- Total Experience Gospel Choir - Founded at Franklin in 1973, still active as of 2008, probably Seattle's best-known gospel group
- Lewis Albanese - Medal of Honor recipient during the Vietnam War.
- Royal Brougham - Journalist, news editor, and philanthropist. As an editor for the student paper in 1920, he suggested the school's teams be named "Quakers".
- Lynda Barry - Cartoonist and author.
- Ron Chew - Community organizer and historian.
- Larry Gossett - Politician. He was arrested for unlawful assembly during a March 29, 1968 sit-in at Franklin High School.
- George Herbert Hitchings - American chemist. He shared the 1988 Nobel Prize in Physiology or Medicine for discovering important principles in drug treatment leading to new drugs to treat diseases which include leukemia, malaria, herpes virus infections, and gout.
- Gary Locke - noteworthy Chinese American politician, 10th United States Ambassador to China since August 2011. U.S. Secretary of Commerce under President Obama, Governor of the State of Washington (1996–2003), King County's County Executive (from 1993), chairman of the Appropriations Committee in the Washington House of Representatives (from 1982).
- Scott Oki - Former senior vice-president of sales and marketing for Microsoft, founder of the non-profit Oki Foundation.
- Franklin Raines - Associate director for economics and government in the Office of Management and Budget and assistant director of the White House Domestic Policy Staff from 1977 to 1979, a partner at Lazard Freres and Co., former Vice Chairman and former CEO of Fannie Mae, Director of the U.S. Office of Management and Budget in the Clinton Administration.
- Mark Sidran, Former Seattle City Attorney
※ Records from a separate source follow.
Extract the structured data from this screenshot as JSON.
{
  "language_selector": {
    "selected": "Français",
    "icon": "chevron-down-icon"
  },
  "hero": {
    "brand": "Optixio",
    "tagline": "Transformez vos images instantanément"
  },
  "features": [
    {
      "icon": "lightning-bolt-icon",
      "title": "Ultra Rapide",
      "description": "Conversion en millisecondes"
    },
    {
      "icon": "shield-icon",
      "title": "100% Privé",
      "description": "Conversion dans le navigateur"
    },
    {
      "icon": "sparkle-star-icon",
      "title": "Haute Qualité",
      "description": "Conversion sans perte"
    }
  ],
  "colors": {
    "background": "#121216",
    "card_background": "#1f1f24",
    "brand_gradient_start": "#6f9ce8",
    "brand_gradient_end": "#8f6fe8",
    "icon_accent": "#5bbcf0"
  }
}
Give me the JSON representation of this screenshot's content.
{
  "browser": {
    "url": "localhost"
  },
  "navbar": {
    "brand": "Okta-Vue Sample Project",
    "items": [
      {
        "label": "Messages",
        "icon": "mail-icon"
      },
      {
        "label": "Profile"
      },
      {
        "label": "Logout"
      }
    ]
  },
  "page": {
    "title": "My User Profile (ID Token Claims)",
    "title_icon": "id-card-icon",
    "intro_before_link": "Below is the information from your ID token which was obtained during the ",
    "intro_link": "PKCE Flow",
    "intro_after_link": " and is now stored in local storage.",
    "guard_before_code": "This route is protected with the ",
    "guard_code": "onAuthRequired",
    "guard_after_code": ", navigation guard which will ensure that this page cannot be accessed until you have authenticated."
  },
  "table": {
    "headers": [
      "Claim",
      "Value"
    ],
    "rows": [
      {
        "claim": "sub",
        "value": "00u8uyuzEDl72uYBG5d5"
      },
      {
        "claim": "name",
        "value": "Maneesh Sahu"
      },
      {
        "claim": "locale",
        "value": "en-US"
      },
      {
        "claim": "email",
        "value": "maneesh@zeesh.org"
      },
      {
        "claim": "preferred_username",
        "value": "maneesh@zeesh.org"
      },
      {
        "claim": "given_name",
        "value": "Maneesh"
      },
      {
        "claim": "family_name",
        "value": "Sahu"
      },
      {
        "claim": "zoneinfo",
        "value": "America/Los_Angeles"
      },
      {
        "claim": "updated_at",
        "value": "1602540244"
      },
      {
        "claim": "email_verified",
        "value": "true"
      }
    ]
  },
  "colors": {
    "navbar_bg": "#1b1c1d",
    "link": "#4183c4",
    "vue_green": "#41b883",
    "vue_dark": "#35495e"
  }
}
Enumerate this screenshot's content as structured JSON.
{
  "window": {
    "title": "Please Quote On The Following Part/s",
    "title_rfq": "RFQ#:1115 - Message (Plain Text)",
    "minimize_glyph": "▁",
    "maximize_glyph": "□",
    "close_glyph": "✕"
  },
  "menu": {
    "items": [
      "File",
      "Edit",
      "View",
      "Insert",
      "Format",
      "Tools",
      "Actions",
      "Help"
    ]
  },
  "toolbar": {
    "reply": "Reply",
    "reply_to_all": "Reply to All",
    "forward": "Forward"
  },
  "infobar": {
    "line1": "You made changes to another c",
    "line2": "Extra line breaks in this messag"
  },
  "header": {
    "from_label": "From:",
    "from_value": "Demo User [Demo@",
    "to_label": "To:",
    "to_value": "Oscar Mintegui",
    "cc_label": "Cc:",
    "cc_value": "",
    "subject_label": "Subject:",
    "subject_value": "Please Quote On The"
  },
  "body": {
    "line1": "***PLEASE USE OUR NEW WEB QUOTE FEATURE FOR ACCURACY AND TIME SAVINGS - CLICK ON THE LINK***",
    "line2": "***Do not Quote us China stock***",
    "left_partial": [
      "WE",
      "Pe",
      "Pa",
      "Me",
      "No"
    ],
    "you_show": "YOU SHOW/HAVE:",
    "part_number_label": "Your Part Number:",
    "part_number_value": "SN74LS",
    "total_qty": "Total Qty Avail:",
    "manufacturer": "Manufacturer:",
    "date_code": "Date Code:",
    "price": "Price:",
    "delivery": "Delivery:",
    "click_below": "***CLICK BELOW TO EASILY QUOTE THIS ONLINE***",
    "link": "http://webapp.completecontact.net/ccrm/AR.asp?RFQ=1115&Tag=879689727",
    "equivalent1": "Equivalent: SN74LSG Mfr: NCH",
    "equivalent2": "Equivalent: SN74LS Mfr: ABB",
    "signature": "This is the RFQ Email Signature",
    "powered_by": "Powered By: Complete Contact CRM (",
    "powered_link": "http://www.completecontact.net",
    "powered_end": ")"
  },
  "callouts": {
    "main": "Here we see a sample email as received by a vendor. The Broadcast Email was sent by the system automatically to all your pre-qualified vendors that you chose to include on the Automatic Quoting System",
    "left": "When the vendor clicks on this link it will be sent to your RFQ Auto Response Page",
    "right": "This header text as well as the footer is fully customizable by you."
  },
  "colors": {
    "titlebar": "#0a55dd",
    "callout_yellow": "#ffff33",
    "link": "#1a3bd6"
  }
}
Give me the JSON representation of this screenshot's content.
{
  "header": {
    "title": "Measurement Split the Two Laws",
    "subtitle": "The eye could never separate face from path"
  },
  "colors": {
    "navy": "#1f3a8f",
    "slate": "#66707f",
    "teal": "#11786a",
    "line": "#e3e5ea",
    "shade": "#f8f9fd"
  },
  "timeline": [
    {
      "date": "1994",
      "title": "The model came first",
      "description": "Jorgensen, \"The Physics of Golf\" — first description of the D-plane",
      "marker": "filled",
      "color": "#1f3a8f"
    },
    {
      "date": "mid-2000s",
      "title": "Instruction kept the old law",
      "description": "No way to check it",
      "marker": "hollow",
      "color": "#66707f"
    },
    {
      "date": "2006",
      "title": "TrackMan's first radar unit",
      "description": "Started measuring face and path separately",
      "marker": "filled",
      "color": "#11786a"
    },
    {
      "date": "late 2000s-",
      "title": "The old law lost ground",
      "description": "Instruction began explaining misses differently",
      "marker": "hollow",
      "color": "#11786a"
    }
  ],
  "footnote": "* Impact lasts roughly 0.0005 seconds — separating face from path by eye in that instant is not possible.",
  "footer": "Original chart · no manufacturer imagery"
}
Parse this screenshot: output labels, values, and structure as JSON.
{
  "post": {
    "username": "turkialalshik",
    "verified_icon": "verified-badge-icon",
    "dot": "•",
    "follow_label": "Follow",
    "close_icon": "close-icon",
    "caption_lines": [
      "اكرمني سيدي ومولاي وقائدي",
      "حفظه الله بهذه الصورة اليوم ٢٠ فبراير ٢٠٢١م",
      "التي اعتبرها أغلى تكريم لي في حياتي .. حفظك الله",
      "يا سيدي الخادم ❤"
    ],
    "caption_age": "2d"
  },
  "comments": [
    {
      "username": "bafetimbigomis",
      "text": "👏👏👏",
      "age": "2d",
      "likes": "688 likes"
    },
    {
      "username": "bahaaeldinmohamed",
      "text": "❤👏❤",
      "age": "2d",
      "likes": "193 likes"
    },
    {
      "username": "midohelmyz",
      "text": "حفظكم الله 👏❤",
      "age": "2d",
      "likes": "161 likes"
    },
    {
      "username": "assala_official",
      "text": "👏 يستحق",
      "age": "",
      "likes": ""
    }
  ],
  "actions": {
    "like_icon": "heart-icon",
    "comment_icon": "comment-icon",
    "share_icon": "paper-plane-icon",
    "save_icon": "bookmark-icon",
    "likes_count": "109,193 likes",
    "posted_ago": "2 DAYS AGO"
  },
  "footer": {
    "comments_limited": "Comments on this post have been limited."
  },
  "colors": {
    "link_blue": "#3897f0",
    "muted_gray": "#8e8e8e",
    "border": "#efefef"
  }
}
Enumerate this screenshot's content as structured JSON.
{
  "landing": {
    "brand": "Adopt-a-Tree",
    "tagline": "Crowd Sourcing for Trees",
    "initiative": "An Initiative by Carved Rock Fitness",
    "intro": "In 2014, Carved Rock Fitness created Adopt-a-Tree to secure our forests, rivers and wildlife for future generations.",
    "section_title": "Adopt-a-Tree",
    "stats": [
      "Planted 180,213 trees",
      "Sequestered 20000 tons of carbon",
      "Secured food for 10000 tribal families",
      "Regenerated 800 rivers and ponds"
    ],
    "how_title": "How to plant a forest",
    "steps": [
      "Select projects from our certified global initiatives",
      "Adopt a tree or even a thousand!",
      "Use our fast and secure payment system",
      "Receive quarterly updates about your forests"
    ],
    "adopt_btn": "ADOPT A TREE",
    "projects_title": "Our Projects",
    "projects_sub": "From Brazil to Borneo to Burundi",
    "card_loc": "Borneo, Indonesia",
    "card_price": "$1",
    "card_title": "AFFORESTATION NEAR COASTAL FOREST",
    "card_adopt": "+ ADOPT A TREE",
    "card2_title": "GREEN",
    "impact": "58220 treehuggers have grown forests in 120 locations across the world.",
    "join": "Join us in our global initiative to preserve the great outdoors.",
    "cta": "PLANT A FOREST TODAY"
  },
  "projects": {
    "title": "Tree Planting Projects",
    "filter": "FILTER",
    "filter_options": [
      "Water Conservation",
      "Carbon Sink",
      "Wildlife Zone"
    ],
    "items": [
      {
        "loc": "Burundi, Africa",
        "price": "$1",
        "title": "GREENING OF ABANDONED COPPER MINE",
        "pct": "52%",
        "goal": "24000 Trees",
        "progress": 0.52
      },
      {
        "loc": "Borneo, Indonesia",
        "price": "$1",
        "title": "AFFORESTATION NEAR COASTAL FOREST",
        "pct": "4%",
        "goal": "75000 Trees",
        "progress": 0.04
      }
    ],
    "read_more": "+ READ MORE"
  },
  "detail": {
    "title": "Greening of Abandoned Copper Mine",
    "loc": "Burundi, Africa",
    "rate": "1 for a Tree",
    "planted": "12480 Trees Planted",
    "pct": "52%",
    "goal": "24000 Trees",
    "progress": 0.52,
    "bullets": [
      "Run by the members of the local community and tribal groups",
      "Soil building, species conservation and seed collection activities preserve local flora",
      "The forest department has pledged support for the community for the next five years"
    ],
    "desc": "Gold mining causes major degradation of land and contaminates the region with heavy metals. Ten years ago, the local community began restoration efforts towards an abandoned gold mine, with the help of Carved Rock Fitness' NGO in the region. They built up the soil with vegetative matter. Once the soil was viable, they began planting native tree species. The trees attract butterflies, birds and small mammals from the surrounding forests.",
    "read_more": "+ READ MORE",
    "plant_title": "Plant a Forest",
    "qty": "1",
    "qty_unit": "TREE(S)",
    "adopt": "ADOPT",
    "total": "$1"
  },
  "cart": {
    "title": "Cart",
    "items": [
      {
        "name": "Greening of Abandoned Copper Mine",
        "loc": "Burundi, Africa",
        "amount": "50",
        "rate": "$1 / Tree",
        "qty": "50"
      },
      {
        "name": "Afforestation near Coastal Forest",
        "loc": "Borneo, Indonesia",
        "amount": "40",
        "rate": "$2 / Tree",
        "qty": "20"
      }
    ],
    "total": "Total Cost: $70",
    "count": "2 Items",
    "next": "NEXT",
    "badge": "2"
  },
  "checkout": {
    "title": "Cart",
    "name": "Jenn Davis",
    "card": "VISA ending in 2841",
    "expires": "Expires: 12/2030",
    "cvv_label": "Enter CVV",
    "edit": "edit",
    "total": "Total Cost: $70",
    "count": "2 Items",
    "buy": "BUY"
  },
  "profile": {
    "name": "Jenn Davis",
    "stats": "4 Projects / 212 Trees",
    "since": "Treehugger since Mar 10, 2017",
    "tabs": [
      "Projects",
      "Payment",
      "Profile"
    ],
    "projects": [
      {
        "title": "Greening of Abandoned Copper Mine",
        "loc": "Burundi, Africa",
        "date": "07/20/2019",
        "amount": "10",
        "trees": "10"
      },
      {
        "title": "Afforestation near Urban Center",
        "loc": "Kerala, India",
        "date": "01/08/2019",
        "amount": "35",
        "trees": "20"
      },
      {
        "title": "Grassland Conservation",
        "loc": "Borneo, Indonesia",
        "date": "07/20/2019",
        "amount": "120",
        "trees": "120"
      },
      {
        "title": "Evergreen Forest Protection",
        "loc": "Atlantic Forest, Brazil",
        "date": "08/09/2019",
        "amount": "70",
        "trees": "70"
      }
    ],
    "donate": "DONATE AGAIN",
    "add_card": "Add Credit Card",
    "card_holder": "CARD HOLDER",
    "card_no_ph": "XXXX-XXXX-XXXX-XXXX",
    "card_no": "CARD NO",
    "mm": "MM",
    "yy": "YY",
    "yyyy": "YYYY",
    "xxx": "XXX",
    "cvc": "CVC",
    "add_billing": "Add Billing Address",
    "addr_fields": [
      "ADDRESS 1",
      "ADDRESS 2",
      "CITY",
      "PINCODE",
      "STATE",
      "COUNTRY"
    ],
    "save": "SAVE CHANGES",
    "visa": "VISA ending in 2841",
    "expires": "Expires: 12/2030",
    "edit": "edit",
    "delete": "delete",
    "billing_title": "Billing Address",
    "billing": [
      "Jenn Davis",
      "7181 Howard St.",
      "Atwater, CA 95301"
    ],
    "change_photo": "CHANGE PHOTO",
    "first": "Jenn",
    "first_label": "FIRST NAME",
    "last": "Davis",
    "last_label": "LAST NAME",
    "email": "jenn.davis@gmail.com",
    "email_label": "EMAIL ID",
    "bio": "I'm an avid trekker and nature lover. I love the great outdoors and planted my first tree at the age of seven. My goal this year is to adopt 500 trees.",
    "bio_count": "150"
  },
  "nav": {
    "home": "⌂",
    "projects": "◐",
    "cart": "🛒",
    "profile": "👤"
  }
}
- Victor Steinbrueck - Architect who contributed to the design of the Space Needle and fought to preserve significant historical landmarks of Seattle, including the Pike Place Market. November 2 is Steinbrueck Day in Seattle.
- Edwin M. Lee - Mayor of San Francisco.
- School athletics webpage, retrieved 2012-04-09
- Seattle Schools historybook
- Seattle Landmarks
- Bassetti Architects, Franklin High School
- School Academies webpage, retrieved 2012-04-09
- FHS Alumni Association, retrieved 2014-06-16
- Flint, Peter B. (January 16, 1991). "Keye Luke, Actor, Is Dead at 86; 'No. 1 Son' and 'Kung Fu' Master". The New York Times. Retrieved 2010-08-17.
- Alan J. Stein, College and high school students sit-in at Seattle's Franklin High on March 29, 1968, HistoryLink, June 14, 1999. Accessed online 27 April 2008.
|Wikimedia Commons has media related to Franklin High School (Seattle).|
- Franklin High School
- OSPI School Report Card, 2010-11
- "Franklin" in Thompson, Nile; Marr, Carolyn (2002), Building for learning - Seattle Public Schools Histories, 1862–2000, Seattle: Seattle Public Schools. Apparently no ISBN. Available online as a series of PDFs.
- List of landmarks in Seattle
- AIA Seattle Honor Awards